What you are asked to do:
The answer must be every line of the data that holds the word "Araç".
**** Dataset entries
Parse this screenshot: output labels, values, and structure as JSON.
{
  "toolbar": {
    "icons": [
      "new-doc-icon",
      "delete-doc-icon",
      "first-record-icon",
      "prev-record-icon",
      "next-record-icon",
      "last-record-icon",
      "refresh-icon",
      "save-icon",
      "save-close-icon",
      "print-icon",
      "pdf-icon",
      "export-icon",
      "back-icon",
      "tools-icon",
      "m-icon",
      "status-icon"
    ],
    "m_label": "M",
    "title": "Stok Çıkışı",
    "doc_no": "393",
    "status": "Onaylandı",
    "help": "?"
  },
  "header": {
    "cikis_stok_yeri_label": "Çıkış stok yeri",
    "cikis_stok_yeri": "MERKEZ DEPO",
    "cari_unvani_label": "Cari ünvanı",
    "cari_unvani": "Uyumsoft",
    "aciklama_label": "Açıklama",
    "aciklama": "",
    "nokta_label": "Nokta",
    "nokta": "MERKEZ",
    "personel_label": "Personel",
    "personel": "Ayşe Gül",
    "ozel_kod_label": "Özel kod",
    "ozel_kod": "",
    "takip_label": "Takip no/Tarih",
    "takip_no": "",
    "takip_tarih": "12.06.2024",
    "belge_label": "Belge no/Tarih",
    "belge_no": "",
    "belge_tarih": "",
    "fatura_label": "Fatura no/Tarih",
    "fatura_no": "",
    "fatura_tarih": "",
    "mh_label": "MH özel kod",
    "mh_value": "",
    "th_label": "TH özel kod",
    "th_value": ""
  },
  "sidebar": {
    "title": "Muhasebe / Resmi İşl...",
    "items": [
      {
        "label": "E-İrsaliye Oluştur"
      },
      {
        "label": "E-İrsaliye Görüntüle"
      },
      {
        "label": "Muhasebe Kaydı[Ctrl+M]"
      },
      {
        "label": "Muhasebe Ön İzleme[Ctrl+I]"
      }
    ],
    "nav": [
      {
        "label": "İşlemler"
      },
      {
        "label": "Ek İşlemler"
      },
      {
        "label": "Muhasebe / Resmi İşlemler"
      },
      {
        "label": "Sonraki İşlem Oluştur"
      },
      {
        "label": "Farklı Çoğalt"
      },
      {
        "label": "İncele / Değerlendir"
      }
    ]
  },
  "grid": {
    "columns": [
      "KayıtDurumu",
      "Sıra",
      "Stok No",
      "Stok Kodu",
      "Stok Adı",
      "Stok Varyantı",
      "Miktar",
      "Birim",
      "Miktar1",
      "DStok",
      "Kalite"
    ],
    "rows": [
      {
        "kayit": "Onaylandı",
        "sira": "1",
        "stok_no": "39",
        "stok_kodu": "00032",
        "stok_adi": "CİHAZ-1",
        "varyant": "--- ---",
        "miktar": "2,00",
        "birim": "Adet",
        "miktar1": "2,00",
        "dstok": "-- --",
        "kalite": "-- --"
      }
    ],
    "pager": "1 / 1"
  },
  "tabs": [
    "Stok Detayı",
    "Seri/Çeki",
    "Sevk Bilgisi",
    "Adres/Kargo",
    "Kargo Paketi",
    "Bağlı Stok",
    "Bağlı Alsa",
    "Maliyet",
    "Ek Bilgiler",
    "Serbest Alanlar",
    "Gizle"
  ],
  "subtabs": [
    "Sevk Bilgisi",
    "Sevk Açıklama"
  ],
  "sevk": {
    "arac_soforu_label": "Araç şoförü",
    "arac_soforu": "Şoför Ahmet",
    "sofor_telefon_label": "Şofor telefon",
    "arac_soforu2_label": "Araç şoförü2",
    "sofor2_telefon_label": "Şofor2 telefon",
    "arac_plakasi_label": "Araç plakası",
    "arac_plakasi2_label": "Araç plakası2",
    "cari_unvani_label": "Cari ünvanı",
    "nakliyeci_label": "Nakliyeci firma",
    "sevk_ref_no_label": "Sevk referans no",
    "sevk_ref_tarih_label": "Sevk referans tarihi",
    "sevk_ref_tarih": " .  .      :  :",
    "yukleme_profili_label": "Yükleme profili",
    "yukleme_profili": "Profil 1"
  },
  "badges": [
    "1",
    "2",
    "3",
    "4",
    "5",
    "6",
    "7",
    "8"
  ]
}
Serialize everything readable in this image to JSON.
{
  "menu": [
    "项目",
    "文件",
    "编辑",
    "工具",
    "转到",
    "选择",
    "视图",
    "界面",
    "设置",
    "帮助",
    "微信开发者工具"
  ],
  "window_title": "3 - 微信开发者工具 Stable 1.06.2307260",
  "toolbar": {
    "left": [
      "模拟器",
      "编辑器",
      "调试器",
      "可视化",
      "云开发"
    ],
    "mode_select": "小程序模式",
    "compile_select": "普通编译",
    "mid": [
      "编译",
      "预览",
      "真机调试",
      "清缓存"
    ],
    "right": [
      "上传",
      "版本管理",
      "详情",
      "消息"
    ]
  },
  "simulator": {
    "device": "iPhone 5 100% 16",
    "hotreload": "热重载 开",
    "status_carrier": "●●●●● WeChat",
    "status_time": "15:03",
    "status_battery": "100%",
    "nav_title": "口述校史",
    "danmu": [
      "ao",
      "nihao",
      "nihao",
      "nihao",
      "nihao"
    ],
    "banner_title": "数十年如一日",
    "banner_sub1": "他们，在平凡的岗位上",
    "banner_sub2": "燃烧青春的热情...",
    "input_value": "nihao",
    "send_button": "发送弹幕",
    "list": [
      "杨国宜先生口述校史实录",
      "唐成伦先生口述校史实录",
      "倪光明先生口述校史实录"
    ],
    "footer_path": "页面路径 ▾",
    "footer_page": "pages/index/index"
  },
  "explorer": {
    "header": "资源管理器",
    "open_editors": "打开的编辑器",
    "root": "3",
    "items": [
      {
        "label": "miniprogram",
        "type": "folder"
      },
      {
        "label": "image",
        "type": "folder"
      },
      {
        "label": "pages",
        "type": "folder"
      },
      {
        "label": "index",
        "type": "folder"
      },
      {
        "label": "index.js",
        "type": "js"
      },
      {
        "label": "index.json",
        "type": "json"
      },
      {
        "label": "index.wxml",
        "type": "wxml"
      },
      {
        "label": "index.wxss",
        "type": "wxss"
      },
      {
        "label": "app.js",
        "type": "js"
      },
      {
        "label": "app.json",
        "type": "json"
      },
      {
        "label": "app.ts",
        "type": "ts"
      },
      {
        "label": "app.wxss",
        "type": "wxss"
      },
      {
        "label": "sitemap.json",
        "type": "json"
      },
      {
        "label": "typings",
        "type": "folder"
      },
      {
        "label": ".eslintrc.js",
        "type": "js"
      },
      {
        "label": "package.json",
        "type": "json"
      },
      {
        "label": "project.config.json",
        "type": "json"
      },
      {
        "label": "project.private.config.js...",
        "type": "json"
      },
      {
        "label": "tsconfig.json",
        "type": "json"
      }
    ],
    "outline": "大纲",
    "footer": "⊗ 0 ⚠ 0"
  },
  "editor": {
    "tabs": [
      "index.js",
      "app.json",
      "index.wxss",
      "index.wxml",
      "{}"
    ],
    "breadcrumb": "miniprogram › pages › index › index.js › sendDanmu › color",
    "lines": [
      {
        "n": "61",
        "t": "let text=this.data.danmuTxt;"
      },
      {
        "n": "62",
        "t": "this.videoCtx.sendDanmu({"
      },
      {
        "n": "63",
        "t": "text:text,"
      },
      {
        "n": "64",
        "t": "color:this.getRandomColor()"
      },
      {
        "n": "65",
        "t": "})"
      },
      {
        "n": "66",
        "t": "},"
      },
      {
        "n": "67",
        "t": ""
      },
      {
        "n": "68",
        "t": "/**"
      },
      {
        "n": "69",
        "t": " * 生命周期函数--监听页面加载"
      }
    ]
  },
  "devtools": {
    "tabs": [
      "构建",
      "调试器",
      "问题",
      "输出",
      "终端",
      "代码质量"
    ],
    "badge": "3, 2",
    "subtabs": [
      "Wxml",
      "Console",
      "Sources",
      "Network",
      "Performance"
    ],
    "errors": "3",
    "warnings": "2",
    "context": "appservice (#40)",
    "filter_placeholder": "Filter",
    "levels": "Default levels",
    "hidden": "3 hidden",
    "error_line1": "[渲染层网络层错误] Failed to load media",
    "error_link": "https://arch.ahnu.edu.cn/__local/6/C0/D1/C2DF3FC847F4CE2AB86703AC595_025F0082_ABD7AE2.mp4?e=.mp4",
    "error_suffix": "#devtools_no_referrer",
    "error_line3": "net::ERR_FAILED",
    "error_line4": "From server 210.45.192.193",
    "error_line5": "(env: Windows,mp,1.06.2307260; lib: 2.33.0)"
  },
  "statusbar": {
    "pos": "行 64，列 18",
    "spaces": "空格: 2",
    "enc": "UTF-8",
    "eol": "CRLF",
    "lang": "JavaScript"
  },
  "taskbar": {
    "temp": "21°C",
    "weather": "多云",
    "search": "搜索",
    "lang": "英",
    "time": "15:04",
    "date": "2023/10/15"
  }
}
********
Response below:
    "arac_soforu_label": "Araç şoförü",
    "arac_soforu2_label": "Araç şoförü2",
    "arac_plakasi_label": "Araç plakası",
    "arac_plakasi2_label": "Araç plakası2",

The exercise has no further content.